Publishing writers from diverse backgrounds has long been a priority, she says from her bright, well-stocked home library. But lately, she’s been just as tuned into fostering diversity in the publishing business.
“I think it’s safe to say that, across the industry, that’s the main thing we’re focusing on,” she says. “Thirty years ago, there was no one of color in my cohort. And we’re still very white.” Part of the problem is attracting talented, entry-level assistants willing to work for the low pay Arthur herself experienced when she was an editorial assistant. “It’s hard for people who don’t have some other source of income,” she says.
She accepts that significant change will take time. What she does not accept is complacency. That’s evident from her Twitter account, where she regularly weighs in on books and, more frequently, politics. Her name may refer to a president and a king, the reason Pietsch suggested she use it to launch her imprint, but she is no elitist.
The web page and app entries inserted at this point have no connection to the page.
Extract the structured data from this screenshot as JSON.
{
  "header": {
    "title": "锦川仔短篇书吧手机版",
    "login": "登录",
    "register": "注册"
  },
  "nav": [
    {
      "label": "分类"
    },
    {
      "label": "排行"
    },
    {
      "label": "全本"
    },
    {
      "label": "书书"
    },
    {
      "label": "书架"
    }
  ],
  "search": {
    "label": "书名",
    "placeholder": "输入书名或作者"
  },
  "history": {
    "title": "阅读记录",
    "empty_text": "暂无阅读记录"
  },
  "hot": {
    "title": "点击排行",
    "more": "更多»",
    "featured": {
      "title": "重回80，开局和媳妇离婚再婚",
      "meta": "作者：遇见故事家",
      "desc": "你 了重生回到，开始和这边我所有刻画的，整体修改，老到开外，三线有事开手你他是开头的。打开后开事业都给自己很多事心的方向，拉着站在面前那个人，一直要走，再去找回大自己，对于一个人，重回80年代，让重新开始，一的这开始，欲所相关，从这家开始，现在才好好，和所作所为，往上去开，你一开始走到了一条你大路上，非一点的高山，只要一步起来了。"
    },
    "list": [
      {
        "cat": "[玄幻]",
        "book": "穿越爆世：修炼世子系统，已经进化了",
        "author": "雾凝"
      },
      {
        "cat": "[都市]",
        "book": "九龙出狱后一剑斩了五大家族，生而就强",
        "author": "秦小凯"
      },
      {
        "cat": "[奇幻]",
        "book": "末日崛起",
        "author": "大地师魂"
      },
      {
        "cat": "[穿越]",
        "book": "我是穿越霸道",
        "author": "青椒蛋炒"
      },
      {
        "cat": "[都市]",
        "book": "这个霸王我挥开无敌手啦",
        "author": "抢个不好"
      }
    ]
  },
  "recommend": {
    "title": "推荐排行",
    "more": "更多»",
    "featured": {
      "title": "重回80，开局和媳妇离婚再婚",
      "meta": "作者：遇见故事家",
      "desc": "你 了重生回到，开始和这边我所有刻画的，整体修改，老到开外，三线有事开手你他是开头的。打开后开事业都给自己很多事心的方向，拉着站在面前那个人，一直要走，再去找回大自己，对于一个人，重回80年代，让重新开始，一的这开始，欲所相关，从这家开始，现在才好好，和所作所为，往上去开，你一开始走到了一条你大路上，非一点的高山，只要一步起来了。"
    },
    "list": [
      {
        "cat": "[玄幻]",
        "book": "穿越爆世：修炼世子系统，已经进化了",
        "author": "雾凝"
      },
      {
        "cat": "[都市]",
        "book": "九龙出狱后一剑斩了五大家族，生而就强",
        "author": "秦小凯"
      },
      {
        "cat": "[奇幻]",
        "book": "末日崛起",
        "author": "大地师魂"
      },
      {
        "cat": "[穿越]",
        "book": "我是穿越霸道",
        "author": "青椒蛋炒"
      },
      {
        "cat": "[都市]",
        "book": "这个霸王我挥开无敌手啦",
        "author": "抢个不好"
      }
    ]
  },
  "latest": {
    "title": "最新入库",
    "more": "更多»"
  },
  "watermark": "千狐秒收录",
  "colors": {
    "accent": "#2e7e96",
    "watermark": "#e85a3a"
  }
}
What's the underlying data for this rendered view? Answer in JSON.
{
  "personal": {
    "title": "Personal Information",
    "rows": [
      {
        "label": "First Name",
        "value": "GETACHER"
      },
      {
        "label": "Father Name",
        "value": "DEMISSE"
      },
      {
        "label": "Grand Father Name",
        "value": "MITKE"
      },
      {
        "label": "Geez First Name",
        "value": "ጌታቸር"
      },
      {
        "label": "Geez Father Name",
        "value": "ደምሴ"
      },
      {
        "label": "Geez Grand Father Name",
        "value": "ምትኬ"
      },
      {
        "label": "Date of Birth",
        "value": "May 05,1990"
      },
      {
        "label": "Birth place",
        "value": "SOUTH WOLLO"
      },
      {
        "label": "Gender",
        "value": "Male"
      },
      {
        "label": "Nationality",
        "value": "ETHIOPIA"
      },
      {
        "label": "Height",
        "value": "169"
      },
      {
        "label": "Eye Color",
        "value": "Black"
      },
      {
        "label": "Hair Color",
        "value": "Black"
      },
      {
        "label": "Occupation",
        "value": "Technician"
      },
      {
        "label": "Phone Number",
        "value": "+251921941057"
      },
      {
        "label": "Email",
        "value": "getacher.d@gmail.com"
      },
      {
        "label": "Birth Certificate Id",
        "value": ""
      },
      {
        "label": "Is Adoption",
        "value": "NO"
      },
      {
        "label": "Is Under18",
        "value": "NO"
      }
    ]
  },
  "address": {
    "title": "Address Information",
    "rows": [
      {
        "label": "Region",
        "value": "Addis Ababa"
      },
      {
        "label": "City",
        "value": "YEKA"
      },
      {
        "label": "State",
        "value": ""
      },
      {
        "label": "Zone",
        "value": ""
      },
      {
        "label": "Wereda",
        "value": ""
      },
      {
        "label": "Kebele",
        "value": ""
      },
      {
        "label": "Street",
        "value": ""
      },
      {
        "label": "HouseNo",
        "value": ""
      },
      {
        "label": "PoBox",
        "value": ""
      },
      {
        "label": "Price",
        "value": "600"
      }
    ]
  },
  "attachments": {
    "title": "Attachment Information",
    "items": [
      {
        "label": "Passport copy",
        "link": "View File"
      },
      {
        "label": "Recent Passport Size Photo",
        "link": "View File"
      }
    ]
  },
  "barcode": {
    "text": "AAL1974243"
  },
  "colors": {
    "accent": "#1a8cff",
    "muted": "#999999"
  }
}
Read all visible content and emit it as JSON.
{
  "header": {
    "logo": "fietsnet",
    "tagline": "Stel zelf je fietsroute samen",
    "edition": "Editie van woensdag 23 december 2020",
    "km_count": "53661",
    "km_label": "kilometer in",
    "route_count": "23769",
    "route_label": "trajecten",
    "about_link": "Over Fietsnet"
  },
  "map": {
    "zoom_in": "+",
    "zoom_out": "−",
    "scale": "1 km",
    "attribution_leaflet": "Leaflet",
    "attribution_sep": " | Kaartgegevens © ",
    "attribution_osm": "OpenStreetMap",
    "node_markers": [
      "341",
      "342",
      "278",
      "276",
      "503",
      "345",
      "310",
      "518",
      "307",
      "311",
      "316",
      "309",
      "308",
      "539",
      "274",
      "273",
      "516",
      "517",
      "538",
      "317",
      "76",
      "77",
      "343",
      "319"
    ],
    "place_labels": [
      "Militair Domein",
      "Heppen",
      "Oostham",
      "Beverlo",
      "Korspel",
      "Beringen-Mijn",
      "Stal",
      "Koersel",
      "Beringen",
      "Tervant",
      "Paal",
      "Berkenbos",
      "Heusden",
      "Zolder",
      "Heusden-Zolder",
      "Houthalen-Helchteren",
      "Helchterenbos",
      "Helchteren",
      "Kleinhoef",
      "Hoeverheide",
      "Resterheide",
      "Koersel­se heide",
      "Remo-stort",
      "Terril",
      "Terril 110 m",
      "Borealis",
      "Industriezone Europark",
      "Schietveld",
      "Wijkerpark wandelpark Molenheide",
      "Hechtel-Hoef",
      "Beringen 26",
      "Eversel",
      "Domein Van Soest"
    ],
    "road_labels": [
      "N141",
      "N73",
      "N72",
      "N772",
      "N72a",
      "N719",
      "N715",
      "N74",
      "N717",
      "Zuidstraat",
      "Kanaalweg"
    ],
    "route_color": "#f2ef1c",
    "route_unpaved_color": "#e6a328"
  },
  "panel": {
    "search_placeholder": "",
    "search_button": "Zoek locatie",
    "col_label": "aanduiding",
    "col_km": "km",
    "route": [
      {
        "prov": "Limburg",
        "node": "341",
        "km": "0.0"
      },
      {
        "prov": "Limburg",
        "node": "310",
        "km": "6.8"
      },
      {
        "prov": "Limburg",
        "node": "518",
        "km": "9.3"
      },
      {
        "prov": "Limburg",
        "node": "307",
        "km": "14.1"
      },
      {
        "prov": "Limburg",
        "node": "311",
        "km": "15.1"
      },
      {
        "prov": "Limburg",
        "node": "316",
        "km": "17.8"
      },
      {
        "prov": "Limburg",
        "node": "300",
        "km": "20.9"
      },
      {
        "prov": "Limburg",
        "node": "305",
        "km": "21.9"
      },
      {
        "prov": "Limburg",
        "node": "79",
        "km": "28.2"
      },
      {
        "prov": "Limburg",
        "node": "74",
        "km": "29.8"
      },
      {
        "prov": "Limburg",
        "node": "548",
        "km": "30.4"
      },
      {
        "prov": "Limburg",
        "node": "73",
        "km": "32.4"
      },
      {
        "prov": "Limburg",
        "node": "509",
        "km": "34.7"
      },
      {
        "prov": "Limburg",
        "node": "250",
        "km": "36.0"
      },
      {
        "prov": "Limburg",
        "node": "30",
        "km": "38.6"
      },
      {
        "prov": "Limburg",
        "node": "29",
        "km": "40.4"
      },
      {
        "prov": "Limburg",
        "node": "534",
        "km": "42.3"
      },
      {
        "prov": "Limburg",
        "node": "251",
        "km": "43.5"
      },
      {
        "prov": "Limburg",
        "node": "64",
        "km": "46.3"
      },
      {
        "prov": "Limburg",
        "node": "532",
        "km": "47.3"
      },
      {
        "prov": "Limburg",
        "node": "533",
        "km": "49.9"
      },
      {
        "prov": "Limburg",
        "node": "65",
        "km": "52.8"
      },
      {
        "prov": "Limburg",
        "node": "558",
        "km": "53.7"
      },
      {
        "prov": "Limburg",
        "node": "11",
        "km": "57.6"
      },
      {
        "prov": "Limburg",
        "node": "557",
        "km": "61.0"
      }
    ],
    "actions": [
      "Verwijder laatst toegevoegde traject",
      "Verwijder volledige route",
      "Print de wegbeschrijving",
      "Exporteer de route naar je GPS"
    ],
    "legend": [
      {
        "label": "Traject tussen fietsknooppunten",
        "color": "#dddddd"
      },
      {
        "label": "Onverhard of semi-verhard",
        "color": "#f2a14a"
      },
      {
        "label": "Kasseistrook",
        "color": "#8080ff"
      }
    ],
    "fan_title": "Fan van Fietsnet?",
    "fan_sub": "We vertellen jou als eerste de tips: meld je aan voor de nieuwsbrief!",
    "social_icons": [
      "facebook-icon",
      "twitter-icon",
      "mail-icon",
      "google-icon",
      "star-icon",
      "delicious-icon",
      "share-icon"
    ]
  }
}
“I think the reason I got my job was a combination of being supported by my assistants and my bosses,” she says. “But I know, there are days I ask myself, Why me? I’m grateful.”Click here to leave a comment